- AIM OF THE EXERCISE
Run through the data and copy out every line that mentions the word "Datenbanken".

★ ★ ★ ★ ★ ★ ★

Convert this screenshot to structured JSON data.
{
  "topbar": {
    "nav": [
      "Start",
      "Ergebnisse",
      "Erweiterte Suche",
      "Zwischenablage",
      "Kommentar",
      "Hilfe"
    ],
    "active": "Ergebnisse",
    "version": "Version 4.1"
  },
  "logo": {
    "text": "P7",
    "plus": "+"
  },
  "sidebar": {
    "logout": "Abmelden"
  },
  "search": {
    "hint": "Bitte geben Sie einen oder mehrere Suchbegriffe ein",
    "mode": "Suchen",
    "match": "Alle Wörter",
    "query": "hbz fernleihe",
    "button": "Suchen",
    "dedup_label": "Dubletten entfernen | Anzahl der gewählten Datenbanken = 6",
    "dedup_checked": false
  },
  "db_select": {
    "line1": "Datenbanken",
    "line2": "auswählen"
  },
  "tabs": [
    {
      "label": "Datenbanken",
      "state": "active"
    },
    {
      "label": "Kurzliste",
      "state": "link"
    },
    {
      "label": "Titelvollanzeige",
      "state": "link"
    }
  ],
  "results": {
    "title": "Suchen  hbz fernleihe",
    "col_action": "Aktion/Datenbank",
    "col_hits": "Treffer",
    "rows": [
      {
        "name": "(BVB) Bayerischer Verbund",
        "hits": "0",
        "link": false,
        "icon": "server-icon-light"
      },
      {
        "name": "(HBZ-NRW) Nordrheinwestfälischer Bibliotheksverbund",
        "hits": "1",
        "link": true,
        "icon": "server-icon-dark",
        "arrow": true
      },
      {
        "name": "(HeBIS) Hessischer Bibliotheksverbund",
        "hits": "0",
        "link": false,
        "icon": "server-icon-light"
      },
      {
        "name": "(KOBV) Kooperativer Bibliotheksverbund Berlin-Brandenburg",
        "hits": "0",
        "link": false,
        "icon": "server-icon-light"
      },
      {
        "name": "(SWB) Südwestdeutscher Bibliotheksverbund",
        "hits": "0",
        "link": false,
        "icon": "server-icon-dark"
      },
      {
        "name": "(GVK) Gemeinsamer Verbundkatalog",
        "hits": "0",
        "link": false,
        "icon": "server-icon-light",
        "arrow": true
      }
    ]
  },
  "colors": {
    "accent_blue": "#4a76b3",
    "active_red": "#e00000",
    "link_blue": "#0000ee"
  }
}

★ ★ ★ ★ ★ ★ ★

- SOLUTION FOR THIS TASK
    "dedup_label": "Dubletten entfernen | Anzahl der gewählten Datenbanken = 6",
    "line1": "Datenbanken",
      "label": "Datenbanken",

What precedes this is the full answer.